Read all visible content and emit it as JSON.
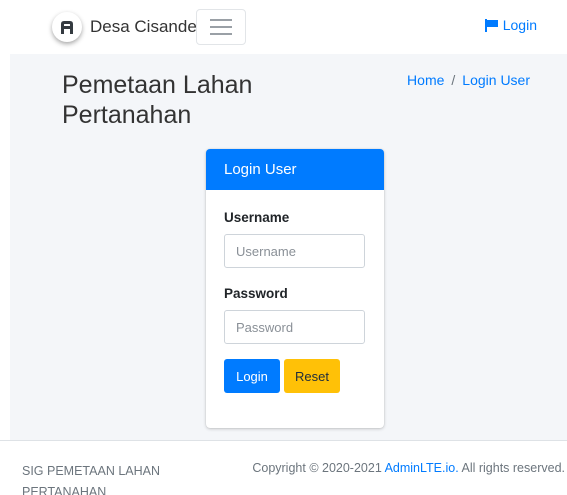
{
  "navbar": {
    "brand_text": "Desa Cisande",
    "brand_icon": "brand-logo-icon",
    "menu_icon": "hamburger-icon",
    "login_label": "Login",
    "login_icon": "flag-icon"
  },
  "content_header": {
    "title": "Pemetaan Lahan Pertanahan",
    "breadcrumb": {
      "home": "Home",
      "separator": "/",
      "current": "Login User"
    }
  },
  "login_card": {
    "header": "Login User",
    "username_label": "Username",
    "username_placeholder": "Username",
    "username_value": "",
    "password_label": "Password",
    "password_placeholder": "Password",
    "password_value": "",
    "login_button": "Login",
    "reset_button": "Reset"
  },
  "footer": {
    "left_text": "SIG PEMETAAN LAHAN PERTANAHAN",
    "copyright_prefix": "Copyright © 2020-2021",
    "copyright_link": "AdminLTE.io.",
    "copyright_suffix": "All rights reserved."
  },
  "colors": {
    "primary": "#007bff",
    "warning": "#ffc107",
    "content_bg": "#f4f6f9"
  }
}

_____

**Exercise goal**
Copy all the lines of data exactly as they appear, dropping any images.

**Response below**
Read all visible content and emit it as JSON.
{
  "navbar": {
    "brand_text": "Desa Cisande",
    "brand_icon": "brand-logo-icon",
    "menu_icon": "hamburger-icon",
    "login_label": "Login",
    "login_icon": "flag-icon"
  },
  "content_header": {
    "title": "Pemetaan Lahan Pertanahan",
    "breadcrumb": {
      "home": "Home",
      "separator": "/",
      "current": "Login User"
    }
  },
  "login_card": {
    "header": "Login User",
    "username_label": "Username",
    "username_placeholder": "Username",
    "username_value": "",
    "password_label": "Password",
    "password_placeholder": "Password",
    "password_value": "",
    "login_button": "Login",
    "reset_button": "Reset"
  },
  "footer": {
    "left_text": "SIG PEMETAAN LAHAN PERTANAHAN",
    "copyright_prefix": "Copyright © 2020-2021",
    "copyright_link": "AdminLTE.io.",
    "copyright_suffix": "All rights reserved."
  },
  "colors": {
    "primary": "#007bff",
    "warning": "#ffc107",
    "content_bg": "#f4f6f9"
  }
}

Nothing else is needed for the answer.